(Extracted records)
◇ ◇ ◇ ◇ ◇ ◇ ◇

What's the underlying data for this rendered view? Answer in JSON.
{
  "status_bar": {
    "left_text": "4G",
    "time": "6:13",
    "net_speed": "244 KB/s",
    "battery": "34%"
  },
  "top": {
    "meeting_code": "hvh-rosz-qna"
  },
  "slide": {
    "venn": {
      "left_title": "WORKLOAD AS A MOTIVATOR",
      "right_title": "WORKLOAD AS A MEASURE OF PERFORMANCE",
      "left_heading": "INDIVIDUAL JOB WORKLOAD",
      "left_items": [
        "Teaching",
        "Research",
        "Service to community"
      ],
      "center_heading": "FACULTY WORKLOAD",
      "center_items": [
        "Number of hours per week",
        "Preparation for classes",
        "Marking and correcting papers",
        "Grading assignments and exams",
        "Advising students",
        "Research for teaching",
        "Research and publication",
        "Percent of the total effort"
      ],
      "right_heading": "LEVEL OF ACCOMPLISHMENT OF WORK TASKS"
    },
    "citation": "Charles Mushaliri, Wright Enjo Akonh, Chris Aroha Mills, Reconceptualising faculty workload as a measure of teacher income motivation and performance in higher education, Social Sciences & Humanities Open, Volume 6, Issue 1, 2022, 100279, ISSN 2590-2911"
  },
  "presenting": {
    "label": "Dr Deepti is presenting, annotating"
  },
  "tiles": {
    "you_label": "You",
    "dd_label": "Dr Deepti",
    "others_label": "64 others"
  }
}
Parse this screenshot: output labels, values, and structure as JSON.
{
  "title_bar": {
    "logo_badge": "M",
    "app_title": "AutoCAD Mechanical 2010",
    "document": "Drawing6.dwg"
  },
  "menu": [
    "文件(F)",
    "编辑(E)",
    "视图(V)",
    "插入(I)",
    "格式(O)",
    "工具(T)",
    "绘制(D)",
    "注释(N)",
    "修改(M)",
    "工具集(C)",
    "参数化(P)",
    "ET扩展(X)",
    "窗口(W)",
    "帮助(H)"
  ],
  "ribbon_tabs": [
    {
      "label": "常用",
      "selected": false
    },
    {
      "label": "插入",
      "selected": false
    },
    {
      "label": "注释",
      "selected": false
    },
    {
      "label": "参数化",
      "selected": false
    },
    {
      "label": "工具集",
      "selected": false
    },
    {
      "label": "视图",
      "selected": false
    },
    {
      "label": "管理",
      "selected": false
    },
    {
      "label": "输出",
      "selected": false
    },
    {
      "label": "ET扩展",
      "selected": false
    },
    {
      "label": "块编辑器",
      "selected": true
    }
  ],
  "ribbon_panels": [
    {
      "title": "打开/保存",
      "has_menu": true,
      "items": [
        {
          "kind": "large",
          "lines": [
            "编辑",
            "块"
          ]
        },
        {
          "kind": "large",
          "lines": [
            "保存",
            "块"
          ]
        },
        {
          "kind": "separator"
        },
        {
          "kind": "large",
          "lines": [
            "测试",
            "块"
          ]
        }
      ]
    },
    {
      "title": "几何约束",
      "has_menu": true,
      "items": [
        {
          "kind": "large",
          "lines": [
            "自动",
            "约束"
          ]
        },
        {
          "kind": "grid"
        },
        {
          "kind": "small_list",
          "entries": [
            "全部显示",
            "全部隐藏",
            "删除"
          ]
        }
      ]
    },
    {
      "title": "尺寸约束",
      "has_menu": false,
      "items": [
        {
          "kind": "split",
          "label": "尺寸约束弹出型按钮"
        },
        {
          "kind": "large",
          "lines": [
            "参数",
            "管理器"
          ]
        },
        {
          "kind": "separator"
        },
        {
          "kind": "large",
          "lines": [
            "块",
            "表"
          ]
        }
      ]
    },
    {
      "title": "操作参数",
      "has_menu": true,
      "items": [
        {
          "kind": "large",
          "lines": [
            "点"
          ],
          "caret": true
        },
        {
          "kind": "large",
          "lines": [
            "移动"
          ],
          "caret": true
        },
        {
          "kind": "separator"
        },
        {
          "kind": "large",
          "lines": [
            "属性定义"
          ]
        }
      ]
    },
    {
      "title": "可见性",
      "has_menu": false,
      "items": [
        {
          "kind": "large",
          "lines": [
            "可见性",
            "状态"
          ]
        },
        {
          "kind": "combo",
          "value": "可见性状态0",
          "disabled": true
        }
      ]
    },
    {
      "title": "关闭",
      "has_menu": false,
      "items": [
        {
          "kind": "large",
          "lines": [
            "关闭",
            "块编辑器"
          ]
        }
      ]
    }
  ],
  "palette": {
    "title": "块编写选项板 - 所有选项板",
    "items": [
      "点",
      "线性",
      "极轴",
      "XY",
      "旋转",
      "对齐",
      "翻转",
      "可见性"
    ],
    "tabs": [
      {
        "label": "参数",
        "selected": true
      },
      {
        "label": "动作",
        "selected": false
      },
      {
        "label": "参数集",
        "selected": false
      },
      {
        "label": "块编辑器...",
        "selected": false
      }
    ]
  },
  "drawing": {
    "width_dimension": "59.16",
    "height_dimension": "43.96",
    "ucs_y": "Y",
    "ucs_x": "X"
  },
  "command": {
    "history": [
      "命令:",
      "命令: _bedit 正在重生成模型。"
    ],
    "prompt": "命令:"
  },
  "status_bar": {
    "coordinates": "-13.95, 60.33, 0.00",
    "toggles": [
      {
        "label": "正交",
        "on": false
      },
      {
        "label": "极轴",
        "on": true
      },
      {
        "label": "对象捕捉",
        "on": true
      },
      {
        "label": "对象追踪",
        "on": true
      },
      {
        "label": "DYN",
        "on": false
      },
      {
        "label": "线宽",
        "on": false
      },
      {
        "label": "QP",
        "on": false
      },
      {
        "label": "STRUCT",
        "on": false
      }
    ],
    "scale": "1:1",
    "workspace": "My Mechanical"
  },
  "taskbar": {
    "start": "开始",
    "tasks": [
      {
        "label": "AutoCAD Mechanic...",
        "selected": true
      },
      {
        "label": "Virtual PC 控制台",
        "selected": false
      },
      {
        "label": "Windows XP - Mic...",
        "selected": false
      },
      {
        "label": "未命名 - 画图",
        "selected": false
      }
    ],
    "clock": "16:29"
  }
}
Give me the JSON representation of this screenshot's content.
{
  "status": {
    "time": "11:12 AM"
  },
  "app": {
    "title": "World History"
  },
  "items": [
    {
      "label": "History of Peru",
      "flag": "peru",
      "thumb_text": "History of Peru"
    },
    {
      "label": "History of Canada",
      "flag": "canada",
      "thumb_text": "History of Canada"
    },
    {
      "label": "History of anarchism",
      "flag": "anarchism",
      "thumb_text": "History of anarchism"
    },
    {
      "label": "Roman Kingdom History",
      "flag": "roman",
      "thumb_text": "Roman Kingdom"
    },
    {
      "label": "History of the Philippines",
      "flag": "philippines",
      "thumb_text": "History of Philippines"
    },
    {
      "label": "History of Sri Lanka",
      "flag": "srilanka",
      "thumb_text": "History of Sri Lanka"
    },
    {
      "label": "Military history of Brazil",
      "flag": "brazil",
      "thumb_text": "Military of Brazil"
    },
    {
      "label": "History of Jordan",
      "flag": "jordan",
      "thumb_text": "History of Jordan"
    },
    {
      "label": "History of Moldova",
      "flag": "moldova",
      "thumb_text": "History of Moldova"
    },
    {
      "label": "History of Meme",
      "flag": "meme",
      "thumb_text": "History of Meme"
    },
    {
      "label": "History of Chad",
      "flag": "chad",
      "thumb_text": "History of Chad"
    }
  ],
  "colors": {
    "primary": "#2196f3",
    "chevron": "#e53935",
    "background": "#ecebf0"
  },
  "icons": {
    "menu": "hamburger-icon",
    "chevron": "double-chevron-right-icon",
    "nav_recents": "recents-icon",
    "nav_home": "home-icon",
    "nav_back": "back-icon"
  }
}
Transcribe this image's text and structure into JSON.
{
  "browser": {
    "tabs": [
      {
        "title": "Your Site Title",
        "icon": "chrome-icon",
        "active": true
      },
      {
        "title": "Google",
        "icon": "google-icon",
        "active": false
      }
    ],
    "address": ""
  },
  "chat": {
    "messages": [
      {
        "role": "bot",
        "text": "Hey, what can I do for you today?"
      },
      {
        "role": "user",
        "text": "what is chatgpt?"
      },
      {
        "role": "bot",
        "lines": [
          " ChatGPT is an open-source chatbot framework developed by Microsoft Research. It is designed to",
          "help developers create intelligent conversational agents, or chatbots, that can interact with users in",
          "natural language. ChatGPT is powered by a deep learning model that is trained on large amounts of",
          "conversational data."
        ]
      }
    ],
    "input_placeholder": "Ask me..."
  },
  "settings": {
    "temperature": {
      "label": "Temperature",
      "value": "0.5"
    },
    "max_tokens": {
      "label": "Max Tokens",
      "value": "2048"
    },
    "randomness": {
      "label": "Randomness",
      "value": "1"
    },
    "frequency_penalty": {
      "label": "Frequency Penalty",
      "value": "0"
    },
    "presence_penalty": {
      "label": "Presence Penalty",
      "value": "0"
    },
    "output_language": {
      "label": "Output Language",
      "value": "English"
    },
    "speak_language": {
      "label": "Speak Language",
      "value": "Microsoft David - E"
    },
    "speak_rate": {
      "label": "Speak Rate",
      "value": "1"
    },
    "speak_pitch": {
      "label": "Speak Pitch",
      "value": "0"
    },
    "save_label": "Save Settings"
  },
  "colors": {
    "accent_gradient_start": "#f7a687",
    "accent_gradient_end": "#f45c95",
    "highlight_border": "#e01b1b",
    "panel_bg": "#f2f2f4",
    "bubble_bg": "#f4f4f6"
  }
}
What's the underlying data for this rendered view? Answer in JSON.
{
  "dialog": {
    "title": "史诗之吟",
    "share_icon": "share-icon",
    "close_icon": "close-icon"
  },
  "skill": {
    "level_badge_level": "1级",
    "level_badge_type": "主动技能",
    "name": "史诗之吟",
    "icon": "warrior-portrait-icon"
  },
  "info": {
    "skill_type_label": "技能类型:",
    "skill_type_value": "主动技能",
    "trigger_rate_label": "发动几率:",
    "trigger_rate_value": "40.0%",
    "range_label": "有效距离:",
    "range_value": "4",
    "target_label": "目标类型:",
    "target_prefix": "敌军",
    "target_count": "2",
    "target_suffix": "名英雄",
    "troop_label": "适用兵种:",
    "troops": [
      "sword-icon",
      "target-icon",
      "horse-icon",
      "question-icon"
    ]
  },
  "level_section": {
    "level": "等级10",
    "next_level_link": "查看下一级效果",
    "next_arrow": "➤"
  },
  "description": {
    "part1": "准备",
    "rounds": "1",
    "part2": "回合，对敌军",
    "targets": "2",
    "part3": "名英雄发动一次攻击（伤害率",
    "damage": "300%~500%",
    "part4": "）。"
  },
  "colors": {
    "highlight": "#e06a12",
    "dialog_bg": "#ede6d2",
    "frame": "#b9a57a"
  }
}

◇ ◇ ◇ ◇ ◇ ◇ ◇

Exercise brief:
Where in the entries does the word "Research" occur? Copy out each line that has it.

Answer to this problem:
        "Research",
        "Research for teaching",
        "Research and publication",
          " ChatGPT is an open-source chatbot framework developed by Microsoft Research. It is designed to",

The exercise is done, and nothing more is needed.